What does it sound like?:
The John Maynard Keynes Blues Explosion? I have to declare an interest here because I’ve known the boy Ford since he was a spotty oik playing third rhythm guitar in my pick-up band in the 90s. This album, his fifth-and-a-half, goes where none has ever gone before, with a fusion of blues rock, Americana and economic treatise. If Robert Johnson had met Adam Smith at that fateful crossroads, and Milton Friedman had showed up with his SG and Marshalls, it’d sound something like this.
It sounds great, actually, courtesy of producer James Brown, not that one, the other one. Like the coolest PPE professor at a provincial university, the one the girls with glasses go for, Ford patiently take us through the last 20 years of unfettered capitalism, pointing out the fallibility of monetary policy over crunching guitars, pinpointing the moment greed went bad over rock-solid riffs. It’s a series of three-minute lectures, but without the polemic you’d expect from most musicians with a political point to make. It’s disappointed dissection rather than diatribe. All very reasonable.
As Rockenomics concept albums go, it perhaps runs out of steam a little, with the big soppy ballad By Your Side barely trying to maintain the theme. Let the grey-suit penny-counters call the shape I’m in, it concludes, I don’t mind to walk with my pockets light when my heart’s filled to the brim, which slightly raises the question of what all the fuss is about in the other tracks. Still, it’s a good song though. As a solo artist Ford uses a lot of loops in his live shows, and sometimes you get the feeling that the need for a regular repeating riff restricts the songwriting, but superb playing and – after years of swearing off them – the odd guitar solo keep it from being a one man bland.
What does it all *mean*?
Songs don’t have to be about girls, cars or dancing. They can be about quantitative easing and compound interest. They’re less likely to get you laid though.
Goes well with…
3.00am in a sweaty basement club in Threadneedle Street with The Boss and The Governor.
Might suit people who like…

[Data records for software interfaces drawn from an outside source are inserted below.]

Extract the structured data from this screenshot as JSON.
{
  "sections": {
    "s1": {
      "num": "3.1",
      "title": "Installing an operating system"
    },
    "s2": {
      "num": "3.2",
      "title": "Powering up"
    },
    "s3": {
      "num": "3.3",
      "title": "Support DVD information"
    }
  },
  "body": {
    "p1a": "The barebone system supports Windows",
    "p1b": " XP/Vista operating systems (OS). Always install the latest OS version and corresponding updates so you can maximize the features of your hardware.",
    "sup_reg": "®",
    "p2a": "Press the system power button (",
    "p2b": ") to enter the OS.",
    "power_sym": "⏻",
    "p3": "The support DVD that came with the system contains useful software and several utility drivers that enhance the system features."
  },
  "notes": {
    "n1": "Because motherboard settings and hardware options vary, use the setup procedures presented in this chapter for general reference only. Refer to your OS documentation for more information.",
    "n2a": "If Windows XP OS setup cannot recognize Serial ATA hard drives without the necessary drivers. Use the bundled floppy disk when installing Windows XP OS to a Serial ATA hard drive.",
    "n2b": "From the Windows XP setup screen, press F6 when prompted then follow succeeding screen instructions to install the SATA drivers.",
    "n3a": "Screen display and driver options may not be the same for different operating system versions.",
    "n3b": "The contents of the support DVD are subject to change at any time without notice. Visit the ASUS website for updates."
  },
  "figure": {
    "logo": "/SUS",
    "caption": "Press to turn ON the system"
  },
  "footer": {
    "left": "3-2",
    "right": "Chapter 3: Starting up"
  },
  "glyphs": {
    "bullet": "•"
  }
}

Sticking it to the man in a polite, well-researched, objective sort of way, with guitar, bass and drums, three chords, and a clear and cogent, socially-responsible fiscal policy